The final panel, “Empowering Your Key Strengths,” was moderated by Mary E. Leahy, M.D., M.H.A., chief executive officer of Bon Secours Charity Health System. The panel covered the disparity between the amount of women health care professionals and the number of women in leadership positions and the challenges that women can face while moving up the ranks. Sherlita Amler, M.D., M.S., FAAP, clinical associate professor of pediatrics, adjunct professor of epidemiology and community health and commissioner of health for Westchester County, shared about her experience with her first few jobs as a public health investigator and sanitarian in Arkansas where, as the only woman at her job, she was harassed. Dr. Amler, despite the way she was treated, persevered. “I thought, ‘You are not getting rid of me. I do not care what you do,’” she said. Dr. Amler adopted that same mindset when she applied to medical school at age 36. “If it is your dream, you cannot let other people decide how you live your life.”

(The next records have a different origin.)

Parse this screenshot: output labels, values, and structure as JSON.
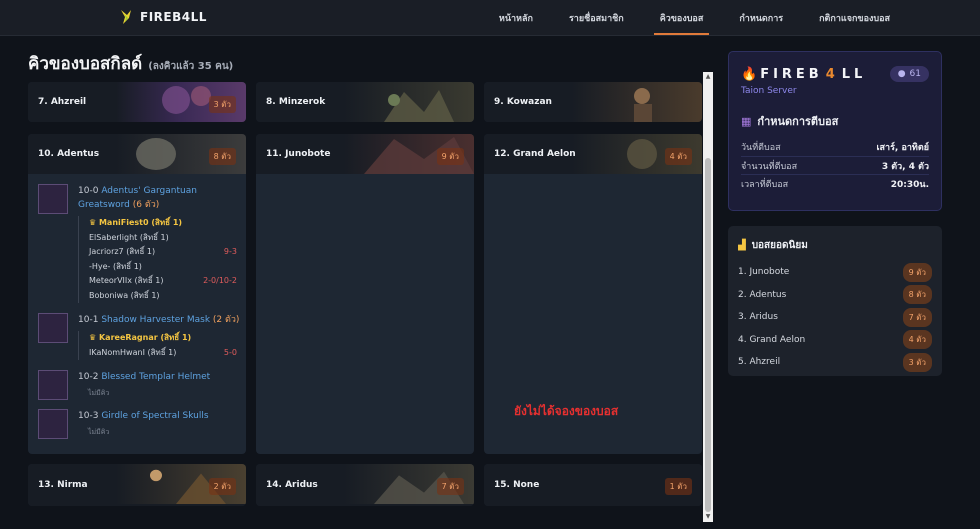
{
  "brand": {
    "name": "FIREB4LL"
  },
  "nav": [
    "หน้าหลัก",
    "รายชื่อสมาชิก",
    "คิวของบอส",
    "กำหนดการ",
    "กติกาแจกของบอส"
  ],
  "nav_active": 2,
  "page": {
    "title": "คิวของบอสกิลด์",
    "subtitle": "(ลงคิวแล้ว 35 คน)"
  },
  "bosses": {
    "b7": {
      "name": "7. Ahzreil",
      "count": "3 ตัว"
    },
    "b8": {
      "name": "8. Minzerok",
      "count": ""
    },
    "b9": {
      "name": "9. Kowazan",
      "count": ""
    },
    "b10": {
      "name": "10. Adentus",
      "count": "8 ตัว"
    },
    "b11": {
      "name": "11. Junobote",
      "count": "9 ตัว"
    },
    "b12": {
      "name": "12. Grand Aelon",
      "count": "4 ตัว"
    },
    "b13": {
      "name": "13. Nirma",
      "count": "2 ตัว"
    },
    "b14": {
      "name": "14. Aridus",
      "count": "7 ตัว"
    },
    "b15": {
      "name": "15. None",
      "count": "1 ตัว"
    }
  },
  "adentus_items": {
    "i0": {
      "code": "10-0",
      "name": "Adentus' Gargantuan Greatsword",
      "qty": "(6 ตัว)",
      "queue": [
        {
          "name": "ManiFiest0 (สิทธิ์ 1)",
          "score": ""
        },
        {
          "name": "ElSaberlight (สิทธิ์ 1)",
          "score": ""
        },
        {
          "name": "Jacriorz7 (สิทธิ์ 1)",
          "score": "9-3"
        },
        {
          "name": "-Hye- (สิทธิ์ 1)",
          "score": ""
        },
        {
          "name": "MeteorVIIx (สิทธิ์ 1)",
          "score": "2-0/10-2"
        },
        {
          "name": "Boboniwa (สิทธิ์ 1)",
          "score": ""
        }
      ]
    },
    "i1": {
      "code": "10-1",
      "name": "Shadow Harvester Mask",
      "qty": "(2 ตัว)",
      "queue": [
        {
          "name": "KareeRagnar (สิทธิ์ 1)",
          "score": ""
        },
        {
          "name": "IKaNomHwanI (สิทธิ์ 1)",
          "score": "5-0"
        }
      ]
    },
    "i2": {
      "code": "10-2",
      "name": "Blessed Templar Helmet",
      "qty": "",
      "empty": "ไม่มีคิว"
    },
    "i3": {
      "code": "10-3",
      "name": "Girdle of Spectral Skulls",
      "qty": "",
      "empty": "ไม่มีคิว"
    }
  },
  "overlay_note": "ยังไม่ได้จองของบอส",
  "server": {
    "name_pre": "FIREB",
    "name_hl": "4",
    "name_post": "LL",
    "members": "61",
    "label": "Taion Server",
    "schedule_title": "กำหนดการตีบอส",
    "rows": [
      {
        "k": "วันที่ตีบอส",
        "v": "เสาร์, อาทิตย์"
      },
      {
        "k": "จำนวนที่ตีบอส",
        "v": "3 ตัว, 4 ตัว"
      },
      {
        "k": "เวลาที่ตีบอส",
        "v": "20:30น."
      }
    ]
  },
  "popular": {
    "title": "บอสยอดนิยม",
    "rows": [
      {
        "name": "1. Junobote",
        "count": "9 ตัว"
      },
      {
        "name": "2. Adentus",
        "count": "8 ตัว"
      },
      {
        "name": "3. Aridus",
        "count": "7 ตัว"
      },
      {
        "name": "4. Grand Aelon",
        "count": "4 ตัว"
      },
      {
        "name": "5. Ahzreil",
        "count": "3 ตัว"
      }
    ]
  },
  "colors": {
    "accent": "#e07a3a",
    "link": "#5ea2e0",
    "leader": "#f4c542",
    "score": "#e05c5c"
  }
}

[Women] have always had a significant impact [on the world] and have often been overlooked but we want to make sure we take time to celebrate all that today,” said Mill Etienne, M.D. '02, M.P.H., FAAN, FAES, vice chancellor for diversity and inclusion, associate dean of student affairs and associate professor of neurology and of medicine, who helped facilitate the event.
The event also included the unveiling of two new posters that will be displayed on campus featuring prominent NYMC historical women: Lois C. Lillick, Ph.D., M.D. ’53, M.P.H., (1913-1976) who chaired the Department of Microbiology from 1946 to 1962, and holds the unique distinction of being the only physician ever to receive an M.D. from NYMC while chairing one of its basic science departments and the first female chair of the Department of Preventive Medicine, Sophie Rabinoff, M.D., (1889 – 1957), who became chair in 1951 of what was then known as the Department of Public Health and Industrial Medicine, now the Department of Family and Community Medicine.